After Clemens August von Bayern became Prince-Bishop of Hildesheim in 1724, Johann Conrad Schlaun examined the dilapidated government building at the cathedral courtyard on his behalf in March 1727 and recommended a completely new building. This was decisively supported by the auxiliary bishop and leading government official Ernst Friedrich von Twickel . The building manager Justus Wehmer was in charge of the construction . The planning initially envisaged a symmetrical residential palace with the inclusion of the key basket pin. The local canons protested, however, and since funds were also scarce, only a part of the work was carried out in an unusually simple form for Clemens August's building projects. Clemens August's coat of arms decorates the main entrance to this day. The construction dragged on, with several stops and plan changes, until 1753. At this point, the government, courts and state archives moved into the new building.

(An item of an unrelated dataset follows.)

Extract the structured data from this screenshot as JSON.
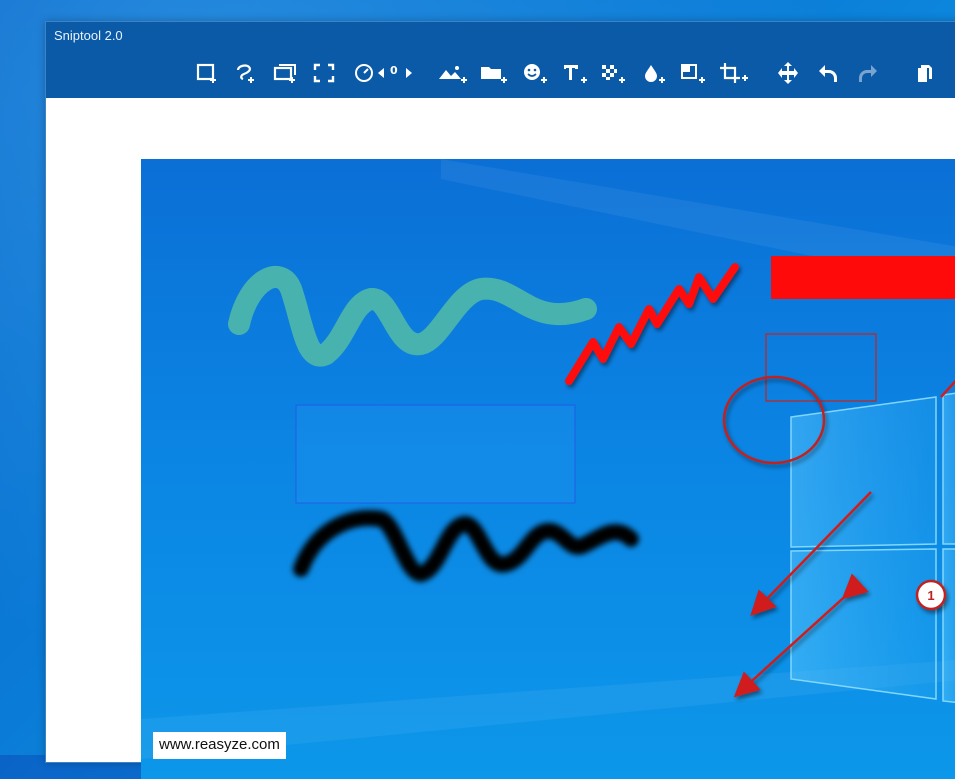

With the solemn takeover of office by Friedrich Wilhelm von Westphalia in 1763, the last phase of the palace began as a prince-bishop's residence with the expense of a small-state baroque court. Friedrich Wilhelm's successor Franz Egon von Fürstenberg lived only occasionally in Hildesheim until the secularization of the bishopric in 1802, but spent the rest of his life here and died in the palace at the Domhof on August 11, 1825.
During the eventful French era and the first few years in the Kingdom of Hanover , the palace initially remained an authority and administrative center. Since a definitive use was controversially discussed, all conservation measures were omitted. In 1826, the master builder Adolf Theodor Wellenkamp moved in as a tenant in the first floor after making the rooms habitable at his own expense. As part of the basic equipment for the diocese of Hildesheim, which was rewritten in 1824 , the former Brabecksche Kuria , Domhof 25, became the new bishop's palace.

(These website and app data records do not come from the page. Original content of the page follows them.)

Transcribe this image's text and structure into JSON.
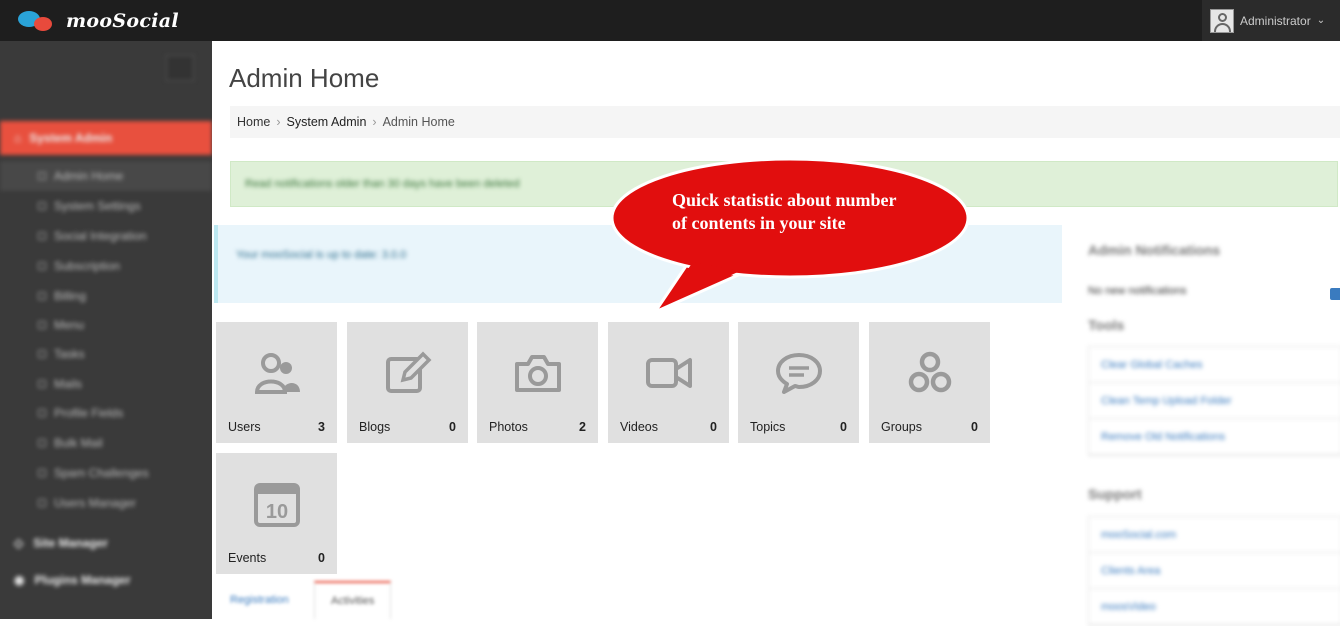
{
  "topbar": {
    "logo_text": "mooSocial",
    "user_name": "Administrator"
  },
  "sidebar": {
    "sections": [
      {
        "label": "System Admin",
        "active": true
      },
      {
        "label": "Site Manager",
        "active": false
      },
      {
        "label": "Plugins Manager",
        "active": false
      }
    ],
    "items": [
      {
        "label": "Admin Home",
        "current": true
      },
      {
        "label": "System Settings"
      },
      {
        "label": "Social Integration"
      },
      {
        "label": "Subscription"
      },
      {
        "label": "Billing"
      },
      {
        "label": "Menu"
      },
      {
        "label": "Tasks"
      },
      {
        "label": "Mails"
      },
      {
        "label": "Profile Fields"
      },
      {
        "label": "Bulk Mail"
      },
      {
        "label": "Spam Challenges"
      },
      {
        "label": "Users Manager"
      }
    ]
  },
  "main": {
    "title": "Admin Home",
    "breadcrumb": [
      "Home",
      "System Admin",
      "Admin Home"
    ],
    "alert_success": "Read notifications older than 30 days have been deleted",
    "alert_info": "Your mooSocial is up to date: 3.0.0"
  },
  "stats": [
    {
      "label": "Users",
      "value": "3",
      "icon": "users-icon"
    },
    {
      "label": "Blogs",
      "value": "0",
      "icon": "edit-icon"
    },
    {
      "label": "Photos",
      "value": "2",
      "icon": "camera-icon"
    },
    {
      "label": "Videos",
      "value": "0",
      "icon": "video-camera-icon"
    },
    {
      "label": "Topics",
      "value": "0",
      "icon": "comment-icon"
    },
    {
      "label": "Groups",
      "value": "0",
      "icon": "groups-icon"
    },
    {
      "label": "Events",
      "value": "0",
      "icon": "calendar-icon",
      "calendar_day": "10"
    }
  ],
  "tabs": [
    "Registration",
    "Activities"
  ],
  "right_panel": {
    "notifications_title": "Admin Notifications",
    "no_notifications": "No new notifications",
    "tools_title": "Tools",
    "tools": [
      "Clear Global Caches",
      "Clean Temp Upload Folder",
      "Remove Old Notifications"
    ],
    "support_title": "Support",
    "support_links": [
      "mooSocial.com",
      "Clients Area",
      "moosVideo"
    ]
  },
  "callout": {
    "line1": "Quick statistic about number",
    "line2": "of contents in your site"
  },
  "colors": {
    "accent": "#e8503e",
    "callout_red": "#e10e0e",
    "tile_bg": "#e0e0e0",
    "icon_gray": "#9a9a9a"
  }
}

In 1827, the building of the bowl pen, which was repealed in 1810, was demolished. In 1841 the bishop's corridor between the castle and the cathedral disappeared when the cathedral westwork was closed and replaced by a neo-Romanesque western building. In 1845 the castle became the seat of the Landdrostei Hildesheim and other courts and authorities, including the royal Catholic consistory. In the course of the Hanoverian judicial reform in 1852 it became the seat of the district court in its entirety and underwent appropriate changes in the following decades.
The former residential palace was destroyed in the bombing raid on Hildesheim on March 22, 1945 . The historic interior was lost. The exterior was rebuilt true to the original in 1949/50. In the 1970s, the Hildesheim Regional Court moved into a new courthouse on Kaiserstraße. The palace building at the cathedral was taken over by the diocese of Hildesheim and has since housed the vicariate general.
- Manfred Hamann : The Hildesheim bishop's residence . In: Niedersächsisches Jahrbuch für Landesgeschichte Volume 36, Hildesheim 1964, pp. 28–65 ( PDF download )
- Adolf Zeller : The bishop's court . In: The art monuments of the province of Hanover . II. 4. City of Hildesheim. Bourgeois buildings . Hannover 1912, pp. 136-139
- Hamann p. 28
- On the person of Johannes Conolfus ( inschriften.net )
- Drawing of the westwork with the connecting passage before 1841